WHAT THIS TASK INVOLVES: The answer must be an exact copy of the lines from the one with "What data populates" through the final line below, with no pictures and nothing else.

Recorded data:
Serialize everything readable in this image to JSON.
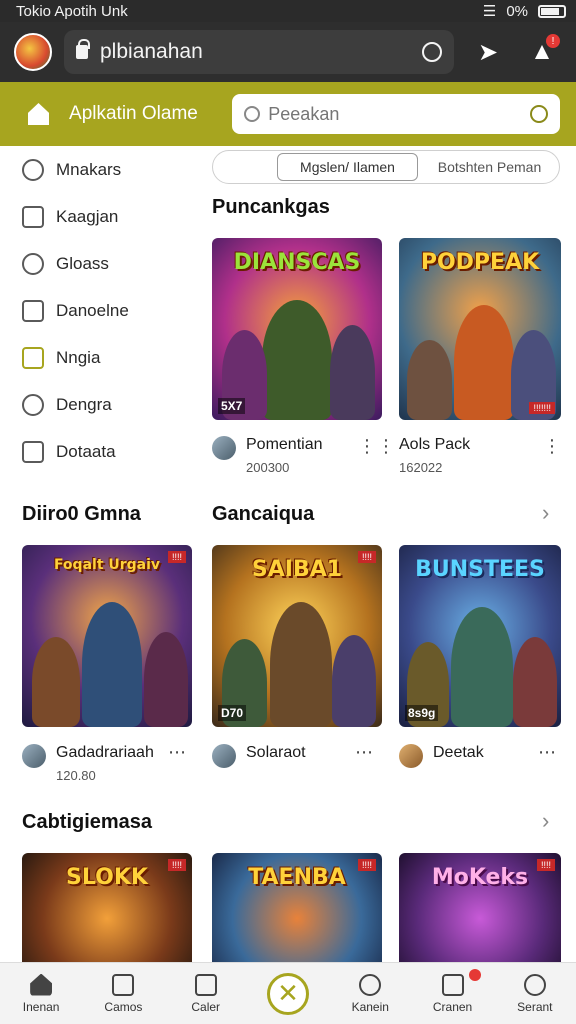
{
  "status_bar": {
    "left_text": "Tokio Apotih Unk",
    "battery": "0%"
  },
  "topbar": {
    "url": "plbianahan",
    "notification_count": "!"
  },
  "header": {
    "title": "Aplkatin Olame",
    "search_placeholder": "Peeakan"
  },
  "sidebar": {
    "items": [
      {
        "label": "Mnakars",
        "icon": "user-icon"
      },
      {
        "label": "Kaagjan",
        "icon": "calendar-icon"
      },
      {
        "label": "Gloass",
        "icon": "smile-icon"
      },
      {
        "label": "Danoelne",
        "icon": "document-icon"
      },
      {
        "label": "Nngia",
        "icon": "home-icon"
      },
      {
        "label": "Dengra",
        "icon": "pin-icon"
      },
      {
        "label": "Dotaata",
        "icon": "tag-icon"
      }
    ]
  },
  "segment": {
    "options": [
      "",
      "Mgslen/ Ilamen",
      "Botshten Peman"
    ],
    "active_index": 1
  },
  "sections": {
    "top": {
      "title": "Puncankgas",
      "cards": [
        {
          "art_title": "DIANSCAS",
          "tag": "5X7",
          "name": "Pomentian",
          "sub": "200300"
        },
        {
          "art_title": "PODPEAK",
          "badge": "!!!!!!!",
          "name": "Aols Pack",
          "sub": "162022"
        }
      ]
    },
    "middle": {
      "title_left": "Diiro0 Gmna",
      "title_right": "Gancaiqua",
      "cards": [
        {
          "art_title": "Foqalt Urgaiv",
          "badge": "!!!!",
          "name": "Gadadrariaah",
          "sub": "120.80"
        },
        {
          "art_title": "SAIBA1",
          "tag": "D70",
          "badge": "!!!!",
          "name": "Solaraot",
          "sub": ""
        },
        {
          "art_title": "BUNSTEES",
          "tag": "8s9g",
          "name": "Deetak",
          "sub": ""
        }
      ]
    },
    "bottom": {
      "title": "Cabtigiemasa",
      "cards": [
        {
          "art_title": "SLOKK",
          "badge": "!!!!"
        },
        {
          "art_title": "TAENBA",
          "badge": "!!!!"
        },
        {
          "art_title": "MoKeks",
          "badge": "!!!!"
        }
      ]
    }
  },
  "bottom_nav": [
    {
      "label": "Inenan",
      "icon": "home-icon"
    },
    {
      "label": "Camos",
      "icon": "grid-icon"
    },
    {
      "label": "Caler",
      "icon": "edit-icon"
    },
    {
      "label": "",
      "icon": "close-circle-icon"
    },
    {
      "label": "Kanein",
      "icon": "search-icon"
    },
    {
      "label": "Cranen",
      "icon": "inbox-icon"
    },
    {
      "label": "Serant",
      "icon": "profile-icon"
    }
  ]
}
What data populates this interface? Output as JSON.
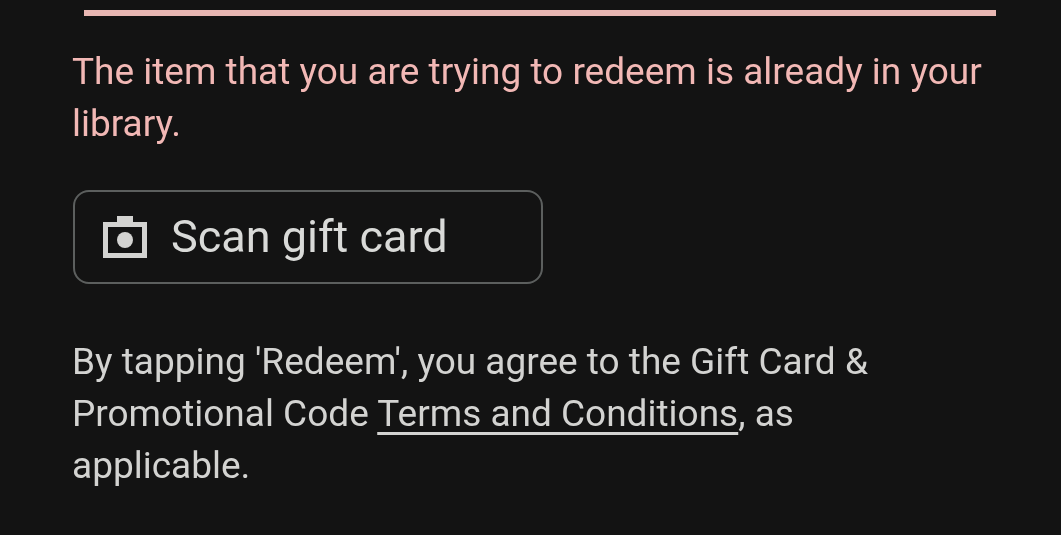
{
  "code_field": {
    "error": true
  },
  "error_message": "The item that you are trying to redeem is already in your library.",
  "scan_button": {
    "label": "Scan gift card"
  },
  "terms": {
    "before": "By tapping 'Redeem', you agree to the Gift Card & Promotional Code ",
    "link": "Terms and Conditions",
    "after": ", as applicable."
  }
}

YOUR RESPONSE:
What data populates this interface? Output as JSON.
{
  "code_field": {
    "error": true
  },
  "error_message": "The item that you are trying to redeem is already in your library.",
  "scan_button": {
    "label": "Scan gift card"
  },
  "terms": {
    "before": "By tapping 'Redeem', you agree to the Gift Card & Promotional Code ",
    "link": "Terms and Conditions",
    "after": ", as applicable."
  }
}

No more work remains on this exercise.